STORED DATA:
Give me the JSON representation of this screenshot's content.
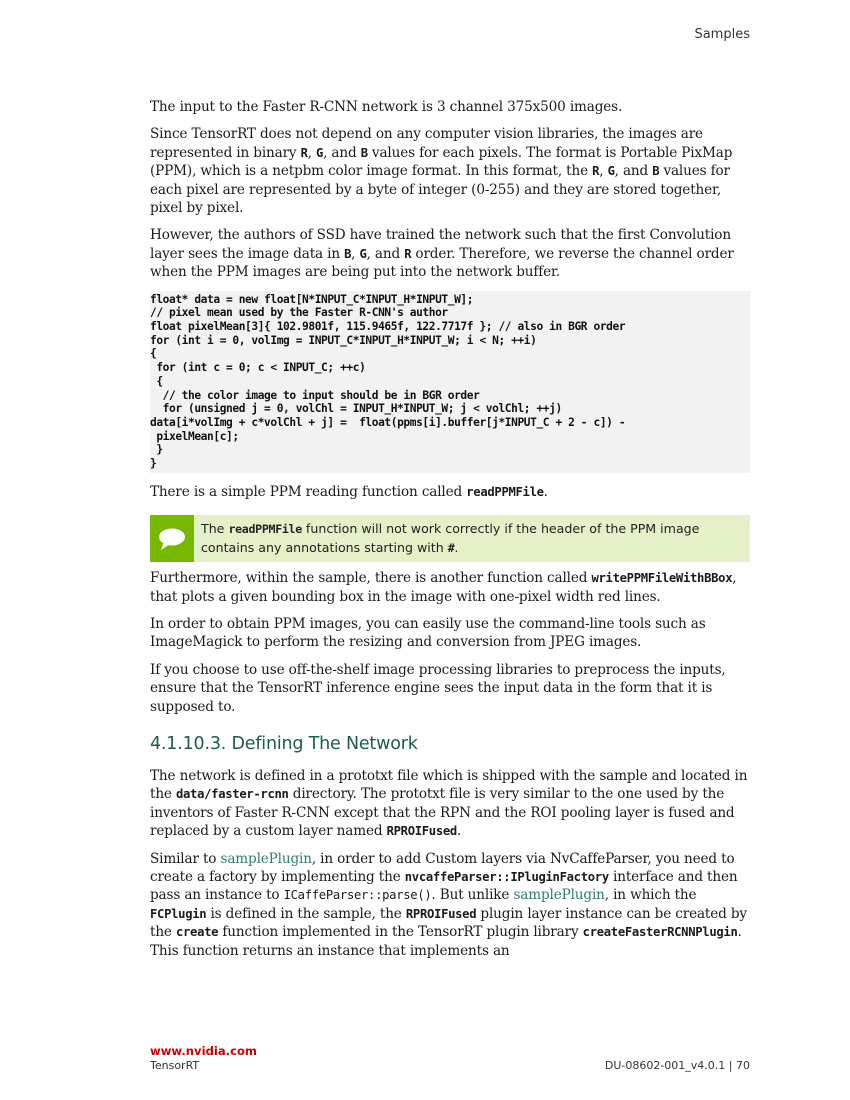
{
  "header": {
    "section": "Samples"
  },
  "body": {
    "p1": "The input to the Faster R-CNN network is 3 channel 375x500 images.",
    "p2": {
      "a": "Since TensorRT does not depend on any computer vision libraries, the images are represented in binary ",
      "r": "R",
      "b": ", ",
      "g": "G",
      "c": ", and ",
      "bl": "B",
      "d": " values for each pixels. The format is Portable PixMap (PPM), which is a netpbm color image format. In this format, the ",
      "r2": "R",
      "e": ", ",
      "g2": "G",
      "f": ", and ",
      "b2": "B",
      "g_text": " values for each pixel are represented by a byte of integer (0-255) and they are stored together, pixel by pixel."
    },
    "p3": {
      "a": "However, the authors of SSD have trained the network such that the first Convolution layer sees the image data in ",
      "b": "B",
      "c": ", ",
      "g": "G",
      "d": ", and ",
      "r": "R",
      "e": " order. Therefore, we reverse the channel order when the PPM images are being put into the network buffer."
    },
    "code": "float* data = new float[N*INPUT_C*INPUT_H*INPUT_W];\n// pixel mean used by the Faster R-CNN's author\nfloat pixelMean[3]{ 102.9801f, 115.9465f, 122.7717f }; // also in BGR order\nfor (int i = 0, volImg = INPUT_C*INPUT_H*INPUT_W; i < N; ++i)\n{\n for (int c = 0; c < INPUT_C; ++c)\n {\n  // the color image to input should be in BGR order\n  for (unsigned j = 0, volChl = INPUT_H*INPUT_W; j < volChl; ++j)\ndata[i*volImg + c*volChl + j] =  float(ppms[i].buffer[j*INPUT_C + 2 - c]) -\n pixelMean[c];\n }\n}",
    "p4": {
      "a": "There is a simple PPM reading function called ",
      "code": "readPPMFile",
      "b": "."
    },
    "note": {
      "a": "The ",
      "code": "readPPMFile",
      "b": " function will not work correctly if the header of the PPM image contains any annotations starting with ",
      "hash": "#",
      "c": "."
    },
    "p5": {
      "a": "Furthermore, within the sample, there is another function called ",
      "code": "writePPMFileWithBBox",
      "b": ", that plots a given bounding box in the image with one-pixel width red lines."
    },
    "p6": "In order to obtain PPM images, you can easily use the command-line tools such as ImageMagick to perform the resizing and conversion from JPEG images.",
    "p7": "If you choose to use off-the-shelf image processing libraries to preprocess the inputs, ensure that the TensorRT inference engine sees the input data in the form that it is supposed to.",
    "heading": "4.1.10.3. Defining The Network",
    "p8": {
      "a": "The network is defined in a prototxt file which is shipped with the sample and located in the ",
      "code": "data/faster-rcnn",
      "b": " directory. The prototxt file is very similar to the one used by the inventors of Faster R-CNN except that the RPN and the ROI pooling layer is fused and replaced by a custom layer named ",
      "code2": "RPROIFused",
      "c": "."
    },
    "p9": {
      "a": "Similar to ",
      "link1": "samplePlugin",
      "b": ", in order to add Custom layers via NvCaffeParser, you need to create a factory by implementing the ",
      "code1": "nvcaffeParser::IPluginFactory",
      "c": " interface and then pass an instance to ",
      "code2": "ICaffeParser::parse()",
      "d": ". But unlike ",
      "link2": "samplePlugin",
      "e": ", in which the ",
      "code3": "FCPlugin",
      "f": " is defined in the sample, the ",
      "code4": "RPROIFused",
      "g": " plugin layer instance can be created by the ",
      "code5": "create",
      "h": " function implemented in the TensorRT plugin library ",
      "code6": "createFasterRCNNPlugin",
      "i": ". This function returns an instance that implements an"
    }
  },
  "footer": {
    "brand": "www.nvidia.com",
    "product": "TensorRT",
    "doc_id": "DU-08602-001_v4.0.1 | 70"
  },
  "colors": {
    "accent_green": "#76b900",
    "note_bg": "#e4f0c8",
    "heading": "#1e5a4e",
    "brand_red": "#cc0000"
  }
}
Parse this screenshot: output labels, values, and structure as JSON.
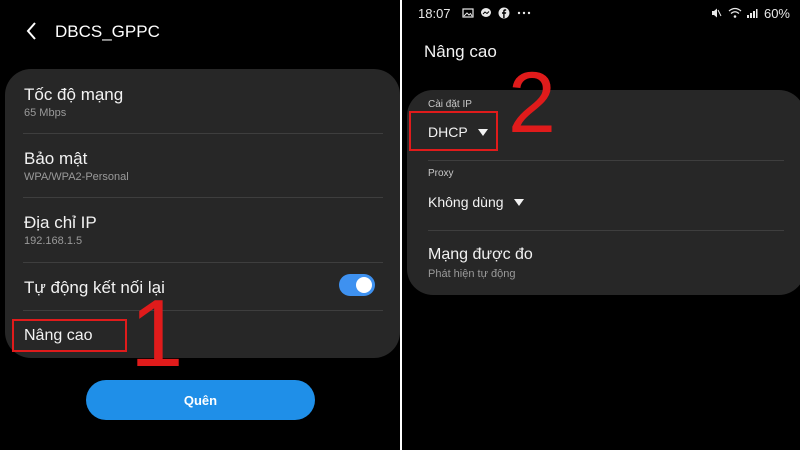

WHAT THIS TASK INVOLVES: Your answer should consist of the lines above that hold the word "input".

TASK ANSWER:
    "p1": "The input to the Faster R-CNN network is 3 channel 375x500 images.",
    "code": "float* data = new float[N*INPUT_C*INPUT_H*INPUT_W];\n// pixel mean used by the Faster R-CNN's author\nfloat pixelMean[3]{ 102.9801f, 115.9465f, 122.7717f }; // also in BGR order\nfor (int i = 0, volImg = INPUT_C*INPUT_H*INPUT_W; i < N; ++i)\n{\n for (int c = 0; c < INPUT_C; ++c)\n {\n  // the color image to input should be in BGR order\n  for (unsigned j = 0, volChl = INPUT_H*INPUT_W; j < volChl; ++j)\ndata[i*volImg + c*volChl + j] =  float(ppms[i].buffer[j*INPUT_C + 2 - c]) -\n pixelMean[c];\n }\n}",
    "p7": "If you choose to use off-the-shelf image processing libraries to preprocess the inputs, ensure that the TensorRT inference engine sees the input data in the form that it is supposed to.",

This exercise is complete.